The last quote from the article linked below is the one that scares me the most:
"The execution of an innocent man is not unconstitutional," said Jason Ewart, Davis' attorney, "so we face an uphill battle."
(Information gathered from the LA Times.)
Folks, Troy Davis may very well be innocent. At the very least, he was sentenced to death on the word of several clearly unreliable witnesses without additional corroboration (no murder weapon or DNA, etc.). If you can, please contact the Georgia State Board of Pardons and Paroles, the Governor's office, etc. to voice your objections. For those of you in Georgia, your voice will mean even more.
The South Dakota governor initially stayed Page's execution in 2006 over concerns with the combination of drugs used in the lethal injection process. South Dakota has since changed the drug combination and the governor is now comfortable allowing the execution to proceed.
For more information, please see the AP story published here in the Houston Chronicle.
As those of you who have previously following this blog know, I sincerely object to the death penalty in all cases. I also believe that the execution of an inmate who is choosing to go to his own execution before completing his appeals is no less abhorrent than a State-scheduled execution.
Typically, before an inmate is executed, he or she is held in a solitary cell for 23 hours a day for years. Death row inmates are usually kept on a strict suicide watch. These suicide watches are part of the reason why I am convinced the State does not want "justice" through an execution but rather desires revenge or retribution. A State will put an inmate on suicide watch so that the inmate does not take his or her own life, but the instant the appeals are over, the State will be more than happy to do the job itself. In fact, during the last few days of a condemned individual's life, the suicide watches are increased so that the condemned cannot jump the gun and ruin the State's show. That says to me that the State wants to make sure people watch the inmate suffer and die; that the State wants to make sure the public knows that it is the decider, and it gets to decide fate.
I do not encourage suicide. I'm not sure who does; but if the State's goal is the death of the convicted, why not let them end their own suffering? And, query: if an individual is not afraid of death, does execution have any power over him? Maybe, maybe not. Of course, these are just questions for contemplation. I despise the idea of a condemned individual losing all hope and wanting to die, but at the same time, I can understand why they might want to. Perhaps it is wrong of me to think, but death does not scare me as it does some people. It is part of the cycle of life. I just don't think our deaths should be chosen for us - in any circumstances.
Tuesday, July 10, 2007
As some of you may recall (although it was not posted here), 6 months ago Maryland's highest court ordered a halt to executions in Maryland based on its opinion that the lethal injection process was not being properly adopted. Since then, the Governor of Maryland, Martin O'Malley, has refused to reinstate them. Now, according to the Washington Post, O'Malley's office has stated that it may not issue new regulations until the Maryland legislature reconvenes in January.

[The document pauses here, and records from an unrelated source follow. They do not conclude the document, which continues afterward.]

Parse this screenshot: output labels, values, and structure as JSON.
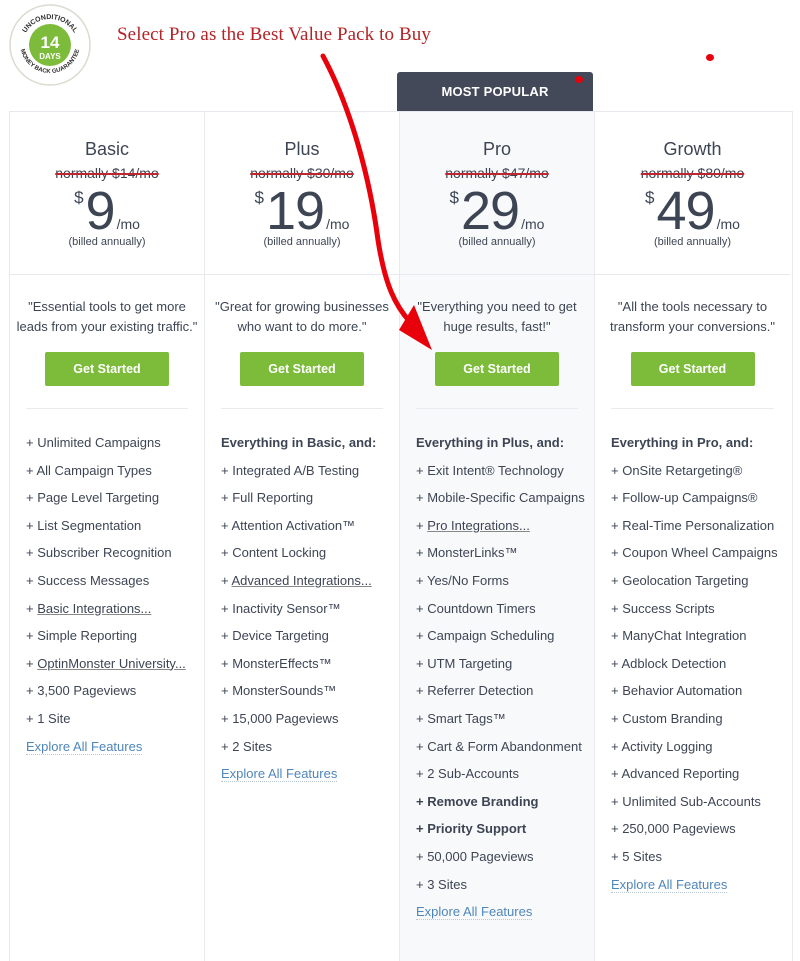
{
  "annotation": {
    "headline": "Select Pro as the Best Value Pack to Buy",
    "arrow_color": "#e8000b"
  },
  "badge": {
    "top_text": "UNCONDITIONAL",
    "number": "14",
    "unit": "DAYS",
    "bottom_text": "MONEY BACK GUARANTEE",
    "color": "#7cbc3a"
  },
  "popular_label": "MOST POPULAR",
  "colors": {
    "cta": "#7cbc3a",
    "link": "#4f86b8",
    "popular_bg": "#434959",
    "strike": "#c0262d"
  },
  "plans": [
    {
      "name": "Basic",
      "normally": "normally $14/mo",
      "currency": "$",
      "price": "9",
      "period": "/mo",
      "billing": "(billed annually)",
      "tagline": "\"Essential tools to get more leads from your existing traffic.\"",
      "cta": "Get Started",
      "features": [
        {
          "text": "+ Unlimited Campaigns"
        },
        {
          "text": "+ All Campaign Types"
        },
        {
          "text": "+ Page Level Targeting"
        },
        {
          "text": "+ List Segmentation"
        },
        {
          "text": "+ Subscriber Recognition"
        },
        {
          "text": "+ Success Messages"
        },
        {
          "prefix": "+ ",
          "link": "Basic Integrations..."
        },
        {
          "text": "+ Simple Reporting"
        },
        {
          "prefix": "+ ",
          "link": "OptinMonster University..."
        },
        {
          "text": "+ 3,500 Pageviews"
        },
        {
          "text": "+ 1 Site"
        }
      ],
      "explore": "Explore All Features"
    },
    {
      "name": "Plus",
      "normally": "normally $30/mo",
      "currency": "$",
      "price": "19",
      "period": "/mo",
      "billing": "(billed annually)",
      "tagline": "\"Great for growing businesses who want to do more.\"",
      "cta": "Get Started",
      "features": [
        {
          "text": "Everything in Basic, and:",
          "heading": true
        },
        {
          "text": "+ Integrated A/B Testing"
        },
        {
          "text": "+ Full Reporting"
        },
        {
          "text": "+ Attention Activation™"
        },
        {
          "text": "+ Content Locking"
        },
        {
          "prefix": "+ ",
          "link": "Advanced Integrations..."
        },
        {
          "text": "+ Inactivity Sensor™"
        },
        {
          "text": "+ Device Targeting"
        },
        {
          "text": "+ MonsterEffects™"
        },
        {
          "text": "+ MonsterSounds™"
        },
        {
          "text": "+ 15,000 Pageviews"
        },
        {
          "text": "+ 2 Sites"
        }
      ],
      "explore": "Explore All Features"
    },
    {
      "name": "Pro",
      "normally": "normally $47/mo",
      "currency": "$",
      "price": "29",
      "period": "/mo",
      "billing": "(billed annually)",
      "tagline": "\"Everything you need to get huge results, fast!\"",
      "cta": "Get Started",
      "features": [
        {
          "text": "Everything in Plus, and:",
          "heading": true
        },
        {
          "text": "+ Exit Intent® Technology"
        },
        {
          "text": "+ Mobile-Specific Campaigns"
        },
        {
          "prefix": "+ ",
          "link": "Pro Integrations..."
        },
        {
          "text": "+ MonsterLinks™"
        },
        {
          "text": "+ Yes/No Forms"
        },
        {
          "text": "+ Countdown Timers"
        },
        {
          "text": "+ Campaign Scheduling"
        },
        {
          "text": "+ UTM Targeting"
        },
        {
          "text": "+ Referrer Detection"
        },
        {
          "text": "+ Smart Tags™"
        },
        {
          "text": "+ Cart & Form Abandonment"
        },
        {
          "text": "+ 2 Sub-Accounts"
        },
        {
          "text": "+ Remove Branding",
          "bold": true
        },
        {
          "text": "+ Priority Support",
          "bold": true
        },
        {
          "text": "+ 50,000 Pageviews"
        },
        {
          "text": "+ 3 Sites"
        }
      ],
      "explore": "Explore All Features"
    },
    {
      "name": "Growth",
      "normally": "normally $80/mo",
      "currency": "$",
      "price": "49",
      "period": "/mo",
      "billing": "(billed annually)",
      "tagline": "\"All the tools necessary to transform your conversions.\"",
      "cta": "Get Started",
      "features": [
        {
          "text": "Everything in Pro, and:",
          "heading": true
        },
        {
          "text": "+ OnSite Retargeting®"
        },
        {
          "text": "+ Follow-up Campaigns®"
        },
        {
          "text": "+ Real-Time Personalization"
        },
        {
          "text": "+ Coupon Wheel Campaigns"
        },
        {
          "text": "+ Geolocation Targeting"
        },
        {
          "text": "+ Success Scripts"
        },
        {
          "text": "+ ManyChat Integration"
        },
        {
          "text": "+ Adblock Detection"
        },
        {
          "text": "+ Behavior Automation"
        },
        {
          "text": "+ Custom Branding"
        },
        {
          "text": "+ Activity Logging"
        },
        {
          "text": "+ Advanced Reporting"
        },
        {
          "text": "+ Unlimited Sub-Accounts"
        },
        {
          "text": "+ 250,000 Pageviews"
        },
        {
          "text": "+ 5 Sites"
        }
      ],
      "explore": "Explore All Features"
    }
  ]
}
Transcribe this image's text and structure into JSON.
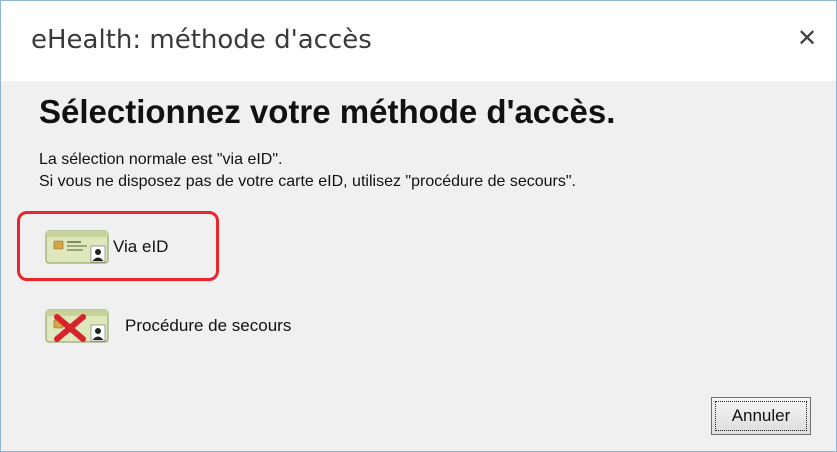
{
  "window": {
    "title": "eHealth: méthode d'accès",
    "close_glyph": "✕"
  },
  "main": {
    "heading": "Sélectionnez votre méthode d'accès.",
    "description_line1": "La sélection normale est \"via eID\".",
    "description_line2": "Si vous ne disposez pas de votre carte eID, utilisez \"procédure de secours\"."
  },
  "options": [
    {
      "label": "Via eID",
      "icon": "eid-card-icon",
      "highlighted": true
    },
    {
      "label": "Procédure de secours",
      "icon": "eid-card-cross-icon",
      "highlighted": false
    }
  ],
  "buttons": {
    "cancel_label": "Annuler"
  },
  "colors": {
    "highlight": "#e8262b",
    "card": "#d8e2b0",
    "cross": "#d9232a"
  }
}
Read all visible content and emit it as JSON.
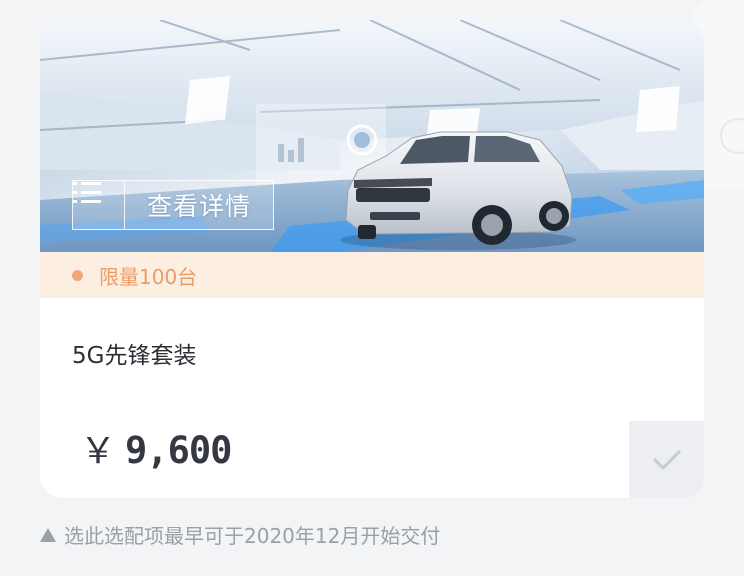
{
  "hero": {
    "details_label": "查看详情",
    "icons": {
      "details": "list-icon",
      "car": "car-image"
    }
  },
  "limit": {
    "text": "限量100台",
    "color": "#ec9c66"
  },
  "package": {
    "name": "5G先锋套装",
    "currency": "￥",
    "price": "9,600",
    "selected": false
  },
  "note": {
    "text": "选此选配项最早可于2020年12月开始交付",
    "icon": "triangle-up-icon"
  },
  "colors": {
    "limit_bg": "#fdeee2",
    "limit_dot": "#f2a779",
    "price_text": "#353842",
    "select_bg": "#eceef1"
  }
}
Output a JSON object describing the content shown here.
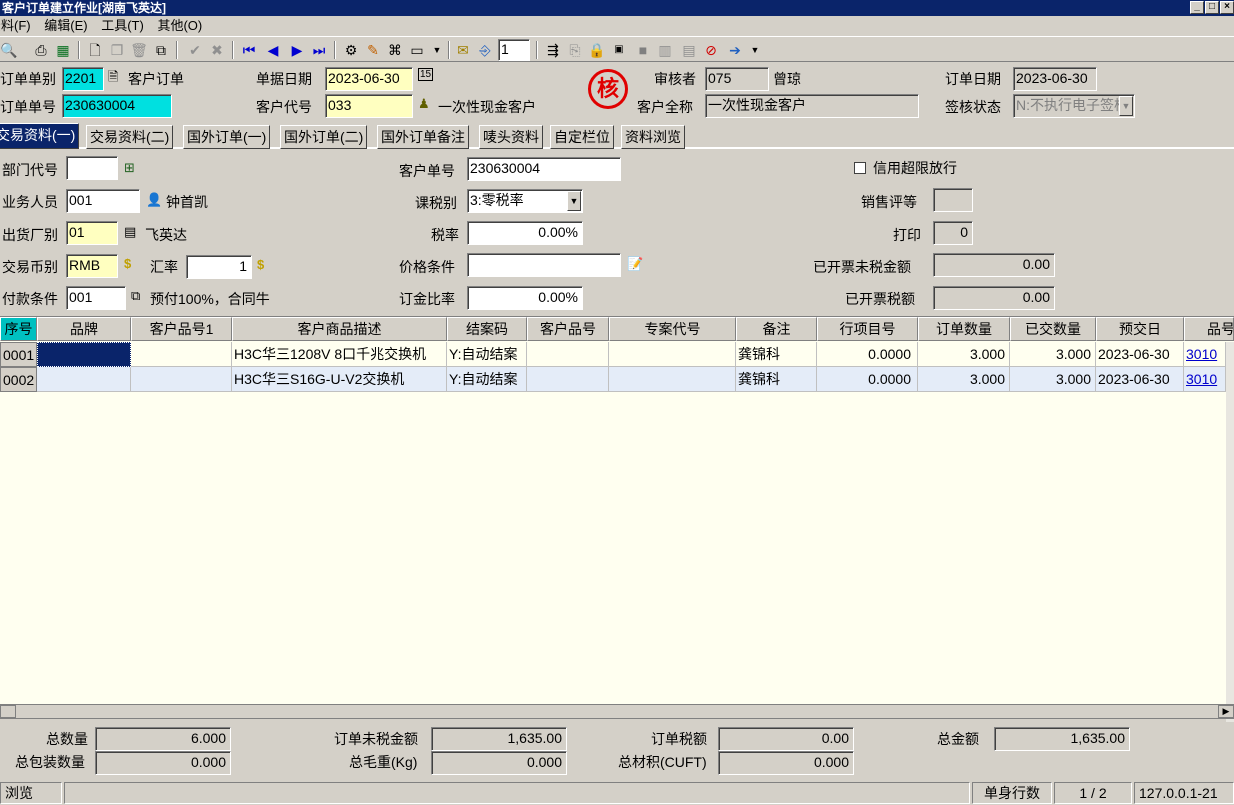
{
  "window": {
    "title": "客户订单建立作业[湖南飞英达]"
  },
  "menu": [
    "资料(F)",
    "编辑(E)",
    "工具(T)",
    "其他(O)"
  ],
  "toolbar": {
    "page_value": "1"
  },
  "header": {
    "order_type_label": "订单单别",
    "order_type_value": "2201",
    "order_type_name": "客户订单",
    "order_no_label": "订单单号",
    "order_no_value": "230630004",
    "doc_date_label": "单据日期",
    "doc_date_value": "2023-06-30",
    "customer_code_label": "客户代号",
    "customer_code_value": "033",
    "customer_short": "一次性现金客户",
    "stamp_text": "核",
    "reviewer_label": "审核者",
    "reviewer_code": "075",
    "reviewer_name": "曾琼",
    "customer_full_label": "客户全称",
    "customer_full_value": "一次性现金客户",
    "order_date_label": "订单日期",
    "order_date_value": "2023-06-30",
    "sign_status_label": "签核状态",
    "sign_status_value": "N:不执行电子签核"
  },
  "tabs": [
    "交易资料(一)",
    "交易资料(二)",
    "国外订单(一)",
    "国外订单(二)",
    "国外订单备注",
    "唛头资料",
    "自定栏位",
    "资料浏览"
  ],
  "form": {
    "dept_label": "部门代号",
    "dept_value": "",
    "sales_label": "业务人员",
    "sales_value": "001",
    "sales_name": "钟首凯",
    "factory_label": "出货厂别",
    "factory_value": "01",
    "factory_name": "飞英达",
    "currency_label": "交易币别",
    "currency_value": "RMB",
    "rate_label": "汇率",
    "rate_value": "1",
    "payment_label": "付款条件",
    "payment_value": "001",
    "payment_desc": "预付100%，合同牛",
    "cust_order_label": "客户单号",
    "cust_order_value": "230630004",
    "tax_type_label": "课税别",
    "tax_type_value": "3:零税率",
    "tax_rate_label": "税率",
    "tax_rate_value": "0.00%",
    "price_cond_label": "价格条件",
    "price_cond_value": "",
    "deposit_label": "订金比率",
    "deposit_value": "0.00%",
    "credit_label": "信用超限放行",
    "sales_grade_label": "销售评等",
    "sales_grade_value": "",
    "print_label": "打印",
    "print_value": "0",
    "invoiced_untaxed_label": "已开票未税金额",
    "invoiced_untaxed_value": "0.00",
    "invoiced_tax_label": "已开票税额",
    "invoiced_tax_value": "0.00"
  },
  "grid": {
    "headers": [
      "序号",
      "品牌",
      "客户品号1",
      "客户商品描述",
      "结案码",
      "客户品号",
      "专案代号",
      "备注",
      "行项目号",
      "订单数量",
      "已交数量",
      "预交日",
      "品号"
    ],
    "rows": [
      [
        "0001",
        "",
        "",
        "H3C华三1208V 8口千兆交换机",
        "Y:自动结案",
        "",
        "",
        "龚锦科",
        "0.0000",
        "3.000",
        "3.000",
        "2023-06-30",
        "3010"
      ],
      [
        "0002",
        "",
        "",
        "H3C华三S16G-U-V2交换机",
        "Y:自动结案",
        "",
        "",
        "龚锦科",
        "0.0000",
        "3.000",
        "3.000",
        "2023-06-30",
        "3010"
      ]
    ]
  },
  "totals": {
    "total_qty_label": "总数量",
    "total_qty_value": "6.000",
    "untaxed_label": "订单未税金额",
    "untaxed_value": "1,635.00",
    "tax_label": "订单税额",
    "tax_value": "0.00",
    "total_amount_label": "总金额",
    "total_amount_value": "1,635.00",
    "pack_qty_label": "总包装数量",
    "pack_qty_value": "0.000",
    "gross_weight_label": "总毛重(Kg)",
    "gross_weight_value": "0.000",
    "volume_label": "总材积(CUFT)",
    "volume_value": "0.000"
  },
  "status": {
    "mode": "浏览",
    "rows_label": "单身行数",
    "rows_value": "1 / 2",
    "ip": "127.0.0.1-21"
  }
}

O'Malley unsuccessfully tried to get the legislature to repeal the death penalty earlier this year. He opposes the death penalty and would like to give the legislature a second change to repeal the law. This has angered prosecutors and other prominent individuals in Maryland.
I strongly encourage those of you in Maryland who support abolition to contact your representatives (repeatedly if necessary) to encourage them to support a repeal of the death penalty laws in Maryland. Better yet, tell your friends to join you. The more constituents who express their support for this repeal, the more likely a representatives opinion may sway. Go get 'em!